Visually stunning and relentlessly tested maps are crucial if Battlefield 4 wants to be what we need it to be. Aside from perhaps Operation Metro, BF3 has been a leader in flowing and multi-layered map design, with minimal choke-points and plenty of neat little hidey-holes.
Playing the Armoured Kill maps in particular I was struck with how good the game looks on a larger scale, and feel that even more could be done for Battlefield 4 to make those environments more interactive. Alborz Mountains for example has heaving great rock formations above Conquest flags which I'm just itching to destroy. If you can flatten a two-storey building why not bring rocks and rubble crashing down around your foes?
Consider Alborz' steep inclines, laden with snow. It would have been fantastic if you could cause avalanches. What better way to ambush a convoy of attackers in a ravine than by blocking the road with snow? Imagine breaking up those sheets of ice in the lower valleys with tank fire, sending crossing troops into the sea on impromptu icebergs.

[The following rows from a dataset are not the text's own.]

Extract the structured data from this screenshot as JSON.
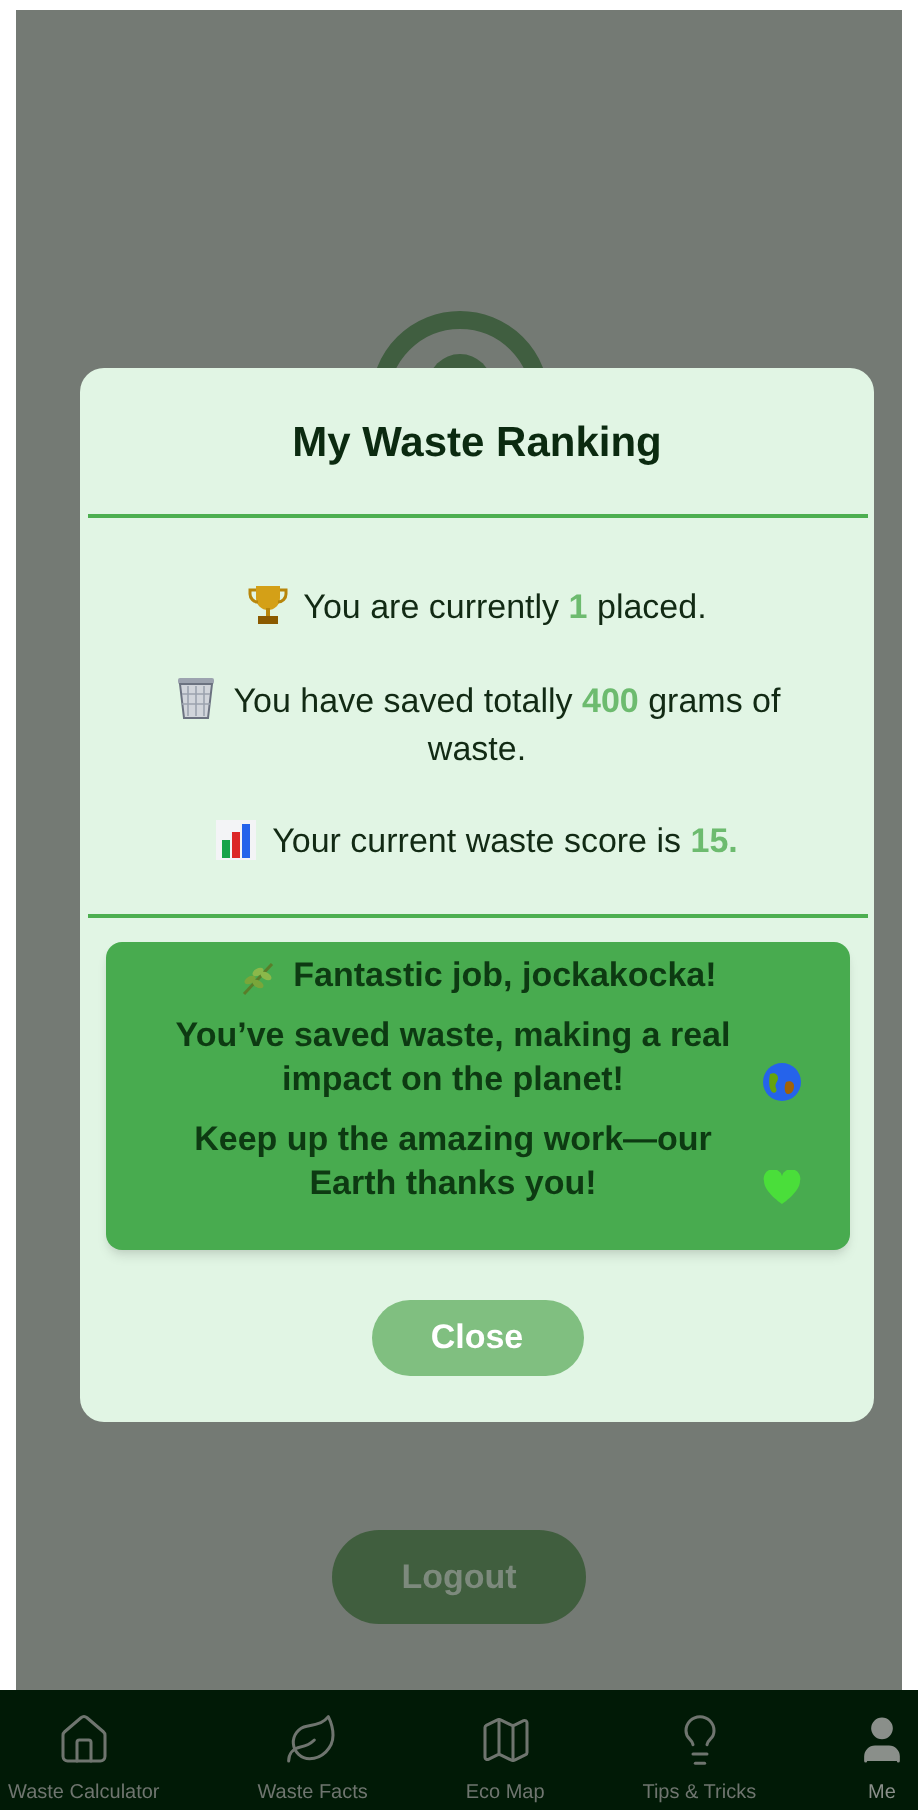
{
  "dialog": {
    "title": "My Waste Ranking",
    "stats": [
      {
        "kind": "trophy",
        "before": "You are currently ",
        "value": "1",
        "after": " placed."
      },
      {
        "kind": "trash",
        "before": "You have saved totally ",
        "value": "400",
        "after": " grams of waste."
      },
      {
        "kind": "chart",
        "before": "Your current waste score is ",
        "value": "15."
      }
    ],
    "message": [
      {
        "kind": "leaf",
        "text": "Fantastic job, jockakocka!"
      },
      {
        "kind": "globe",
        "text": "You’ve saved waste, making a real impact on the planet!"
      },
      {
        "kind": "heart",
        "text": "Keep up the amazing work—our Earth thanks you!"
      }
    ],
    "close_button": "Close"
  },
  "logout_button": "Logout",
  "tab_bar": [
    {
      "kind": "home",
      "label": "Waste Calculator",
      "selected": false
    },
    {
      "kind": "leaf",
      "label": "Waste Facts",
      "selected": false
    },
    {
      "kind": "map",
      "label": "Eco Map",
      "selected": false
    },
    {
      "kind": "bulb",
      "label": "Tips & Tricks",
      "selected": false
    },
    {
      "kind": "user",
      "label": "Me",
      "selected": true
    }
  ]
}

Vast, open environments and destructibility were the defining features of previous Battlefield games. In the singleplayer at least - DICE abandoned that in favour of aping Call of Duty's cinematic linearity. This was definitely a mistake. This is what the "next-gen" should be all about: wowing audiences with dynamic, interactive worlds, not funneling them through a slightly prettier duckshoot.
The running joke of game patches needing patches of their own has never seemed as true as in BF3. From its catastrophic server problems at launch to the frustrating wait between updates (thanks to them being tethered to patch approval processes on consoles ), Battlefield 3's patch history has been turbulent, but DICE's support for the game has been strong.
However, as a player, there's one aspect of this patching process that has been slightly frustrating: the radical changes to the strengths and weaknesses of the game's arsenal. Game balance is obviously an ongoing process, but it seems that something's gone wrong in your QA or beta-testing process if, after launch, you end up shifting weapons and vehicles into completely different brackets of strength and agility. As a gamer the consistency of your instruments is important, and a more thorough closed beta or external game testing by trusted members of its community would make DICE's Battlefield 4 a game to remember.
That's my wishlist - what's yours? Let us know what you want to see from Battlefield 4 in the comments and add me on BL @ Stryk_uk if you like hardcore mode and teamwork!